What you should do: Pull every line that holds the word "value" from the entries.

Extracted material:

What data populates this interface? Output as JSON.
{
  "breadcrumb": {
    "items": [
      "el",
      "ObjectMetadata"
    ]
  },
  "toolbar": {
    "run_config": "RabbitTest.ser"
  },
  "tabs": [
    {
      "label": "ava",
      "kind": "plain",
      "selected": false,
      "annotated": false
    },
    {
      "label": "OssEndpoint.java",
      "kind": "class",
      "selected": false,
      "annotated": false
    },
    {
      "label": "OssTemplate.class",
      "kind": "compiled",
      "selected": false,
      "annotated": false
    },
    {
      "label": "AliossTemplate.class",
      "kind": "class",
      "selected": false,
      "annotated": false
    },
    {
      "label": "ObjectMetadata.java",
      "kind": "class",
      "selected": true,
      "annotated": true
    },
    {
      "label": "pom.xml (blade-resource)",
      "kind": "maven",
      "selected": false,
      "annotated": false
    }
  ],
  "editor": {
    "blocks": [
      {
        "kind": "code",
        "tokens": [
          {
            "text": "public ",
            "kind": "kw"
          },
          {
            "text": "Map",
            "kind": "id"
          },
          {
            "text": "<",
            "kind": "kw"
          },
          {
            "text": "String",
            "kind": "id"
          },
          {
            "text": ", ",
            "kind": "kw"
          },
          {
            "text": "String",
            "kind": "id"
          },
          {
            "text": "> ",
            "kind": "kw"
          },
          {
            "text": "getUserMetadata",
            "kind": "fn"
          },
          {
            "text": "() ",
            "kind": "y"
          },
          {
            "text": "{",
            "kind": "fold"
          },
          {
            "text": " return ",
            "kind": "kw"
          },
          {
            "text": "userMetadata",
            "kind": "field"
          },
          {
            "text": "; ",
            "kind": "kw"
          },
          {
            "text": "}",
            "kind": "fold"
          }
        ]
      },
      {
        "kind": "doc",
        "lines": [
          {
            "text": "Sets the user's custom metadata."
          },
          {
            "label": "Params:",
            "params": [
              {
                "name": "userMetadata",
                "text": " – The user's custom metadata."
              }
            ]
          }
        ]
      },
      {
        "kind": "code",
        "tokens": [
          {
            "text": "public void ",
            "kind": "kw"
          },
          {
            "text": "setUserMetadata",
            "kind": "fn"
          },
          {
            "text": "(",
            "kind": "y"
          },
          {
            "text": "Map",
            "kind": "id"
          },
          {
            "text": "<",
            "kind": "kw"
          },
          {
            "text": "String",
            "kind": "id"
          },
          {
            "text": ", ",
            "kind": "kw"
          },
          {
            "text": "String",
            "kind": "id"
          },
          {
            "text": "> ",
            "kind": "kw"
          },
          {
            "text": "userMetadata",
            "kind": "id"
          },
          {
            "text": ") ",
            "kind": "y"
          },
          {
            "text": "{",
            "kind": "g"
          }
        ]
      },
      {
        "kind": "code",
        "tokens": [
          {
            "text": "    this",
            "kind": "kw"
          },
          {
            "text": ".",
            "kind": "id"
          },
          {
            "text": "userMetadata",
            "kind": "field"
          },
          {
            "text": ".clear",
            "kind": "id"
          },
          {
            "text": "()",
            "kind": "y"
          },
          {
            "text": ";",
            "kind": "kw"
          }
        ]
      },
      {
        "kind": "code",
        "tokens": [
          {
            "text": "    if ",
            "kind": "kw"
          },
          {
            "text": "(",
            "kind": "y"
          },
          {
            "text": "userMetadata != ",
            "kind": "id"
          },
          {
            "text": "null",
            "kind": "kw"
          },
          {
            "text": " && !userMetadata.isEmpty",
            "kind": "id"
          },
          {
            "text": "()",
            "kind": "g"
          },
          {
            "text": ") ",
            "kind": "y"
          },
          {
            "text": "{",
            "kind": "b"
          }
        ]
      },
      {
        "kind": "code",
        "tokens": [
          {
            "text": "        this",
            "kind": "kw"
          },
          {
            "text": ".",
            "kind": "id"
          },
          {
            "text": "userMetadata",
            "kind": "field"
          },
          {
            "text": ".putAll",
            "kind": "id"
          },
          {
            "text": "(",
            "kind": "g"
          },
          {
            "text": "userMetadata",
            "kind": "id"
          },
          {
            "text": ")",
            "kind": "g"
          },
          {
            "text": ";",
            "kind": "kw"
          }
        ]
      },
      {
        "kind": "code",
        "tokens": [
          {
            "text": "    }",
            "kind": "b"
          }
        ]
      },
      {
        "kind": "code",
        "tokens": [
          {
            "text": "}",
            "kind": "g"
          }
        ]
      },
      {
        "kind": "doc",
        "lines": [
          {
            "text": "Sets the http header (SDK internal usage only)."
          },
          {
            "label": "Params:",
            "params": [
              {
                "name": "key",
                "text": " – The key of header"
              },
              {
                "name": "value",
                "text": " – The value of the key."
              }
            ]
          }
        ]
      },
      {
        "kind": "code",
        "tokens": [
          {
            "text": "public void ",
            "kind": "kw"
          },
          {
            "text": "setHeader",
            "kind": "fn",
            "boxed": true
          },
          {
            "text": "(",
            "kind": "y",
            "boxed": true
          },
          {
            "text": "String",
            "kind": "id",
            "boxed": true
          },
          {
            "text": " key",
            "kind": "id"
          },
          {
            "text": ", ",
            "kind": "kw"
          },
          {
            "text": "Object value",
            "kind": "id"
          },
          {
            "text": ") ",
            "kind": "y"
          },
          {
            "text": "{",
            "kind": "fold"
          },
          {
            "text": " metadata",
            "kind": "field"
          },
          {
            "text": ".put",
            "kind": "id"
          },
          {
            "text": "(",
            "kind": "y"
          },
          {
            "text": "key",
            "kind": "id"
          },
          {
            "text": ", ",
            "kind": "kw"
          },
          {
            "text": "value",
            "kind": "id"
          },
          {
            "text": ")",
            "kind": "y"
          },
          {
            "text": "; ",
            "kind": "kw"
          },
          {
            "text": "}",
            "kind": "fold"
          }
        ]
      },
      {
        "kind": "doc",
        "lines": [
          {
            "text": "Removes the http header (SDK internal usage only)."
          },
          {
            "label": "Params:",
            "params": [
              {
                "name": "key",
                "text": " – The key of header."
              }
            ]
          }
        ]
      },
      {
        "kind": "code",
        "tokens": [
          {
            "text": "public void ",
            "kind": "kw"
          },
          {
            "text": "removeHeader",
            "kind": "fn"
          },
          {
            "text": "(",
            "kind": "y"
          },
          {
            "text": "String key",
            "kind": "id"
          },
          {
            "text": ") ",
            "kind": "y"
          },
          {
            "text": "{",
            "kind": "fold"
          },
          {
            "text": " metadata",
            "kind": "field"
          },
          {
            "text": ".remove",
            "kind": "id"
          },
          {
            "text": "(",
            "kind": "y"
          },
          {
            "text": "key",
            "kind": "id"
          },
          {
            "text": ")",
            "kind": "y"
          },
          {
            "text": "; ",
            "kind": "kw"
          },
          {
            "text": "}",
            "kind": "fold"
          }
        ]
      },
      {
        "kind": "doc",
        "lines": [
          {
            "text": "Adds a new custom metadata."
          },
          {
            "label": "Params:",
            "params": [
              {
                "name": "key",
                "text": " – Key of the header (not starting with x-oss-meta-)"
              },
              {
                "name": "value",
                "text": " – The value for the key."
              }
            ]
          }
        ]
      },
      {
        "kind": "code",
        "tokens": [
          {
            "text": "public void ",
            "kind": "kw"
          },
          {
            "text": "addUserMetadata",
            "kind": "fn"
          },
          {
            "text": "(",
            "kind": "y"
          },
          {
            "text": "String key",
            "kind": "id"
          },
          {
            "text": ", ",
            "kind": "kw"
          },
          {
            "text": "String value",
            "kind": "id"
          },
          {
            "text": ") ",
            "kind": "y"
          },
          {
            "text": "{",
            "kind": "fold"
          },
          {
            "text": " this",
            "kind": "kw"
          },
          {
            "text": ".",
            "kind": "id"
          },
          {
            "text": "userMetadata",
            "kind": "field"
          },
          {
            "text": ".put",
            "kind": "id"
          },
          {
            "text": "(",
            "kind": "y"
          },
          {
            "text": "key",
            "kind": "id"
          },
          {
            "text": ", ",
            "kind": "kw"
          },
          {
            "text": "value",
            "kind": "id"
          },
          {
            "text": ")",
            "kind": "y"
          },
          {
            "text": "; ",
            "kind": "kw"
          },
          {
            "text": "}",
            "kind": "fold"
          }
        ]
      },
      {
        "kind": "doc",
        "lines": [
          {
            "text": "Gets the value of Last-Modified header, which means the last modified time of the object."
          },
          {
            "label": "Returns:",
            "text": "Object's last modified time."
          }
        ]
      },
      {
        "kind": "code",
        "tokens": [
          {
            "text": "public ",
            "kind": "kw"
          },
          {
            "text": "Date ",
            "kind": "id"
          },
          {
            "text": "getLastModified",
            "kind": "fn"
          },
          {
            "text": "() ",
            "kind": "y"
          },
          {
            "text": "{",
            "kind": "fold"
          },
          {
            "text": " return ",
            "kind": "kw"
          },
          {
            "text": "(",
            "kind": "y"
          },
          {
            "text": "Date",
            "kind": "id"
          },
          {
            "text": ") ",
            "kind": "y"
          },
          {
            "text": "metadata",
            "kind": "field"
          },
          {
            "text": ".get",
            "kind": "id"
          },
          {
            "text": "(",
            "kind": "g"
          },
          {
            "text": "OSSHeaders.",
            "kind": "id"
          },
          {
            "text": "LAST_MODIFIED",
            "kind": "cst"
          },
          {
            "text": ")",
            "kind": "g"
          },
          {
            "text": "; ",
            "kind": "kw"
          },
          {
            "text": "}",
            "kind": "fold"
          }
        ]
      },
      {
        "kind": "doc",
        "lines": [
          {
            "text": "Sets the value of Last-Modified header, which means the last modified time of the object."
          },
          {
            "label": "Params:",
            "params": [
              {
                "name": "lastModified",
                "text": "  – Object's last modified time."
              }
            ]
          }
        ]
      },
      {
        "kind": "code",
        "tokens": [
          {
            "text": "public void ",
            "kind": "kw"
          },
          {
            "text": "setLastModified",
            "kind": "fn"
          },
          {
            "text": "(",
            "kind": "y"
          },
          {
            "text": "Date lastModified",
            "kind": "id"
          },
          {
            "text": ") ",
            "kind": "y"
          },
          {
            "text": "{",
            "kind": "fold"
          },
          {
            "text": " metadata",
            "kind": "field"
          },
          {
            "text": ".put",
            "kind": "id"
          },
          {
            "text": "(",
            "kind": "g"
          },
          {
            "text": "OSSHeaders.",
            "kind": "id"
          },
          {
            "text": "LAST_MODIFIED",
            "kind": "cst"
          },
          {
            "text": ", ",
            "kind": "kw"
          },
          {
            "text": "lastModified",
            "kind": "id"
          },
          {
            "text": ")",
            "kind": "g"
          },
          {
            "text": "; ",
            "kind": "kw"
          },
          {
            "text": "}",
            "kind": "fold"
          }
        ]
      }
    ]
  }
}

Answer section:
                "name": "value",
                "text": " – The value of the key."
            "text": "Object value",
            "text": "value",
                "name": "value",
                "text": " – The value for the key."
            "text": "String value",
            "text": "value",
            "text": "Gets the value of Last-Modified header, which means the last modified time of the object."
            "text": "Sets the value of Last-Modified header, which means the last modified time of the object."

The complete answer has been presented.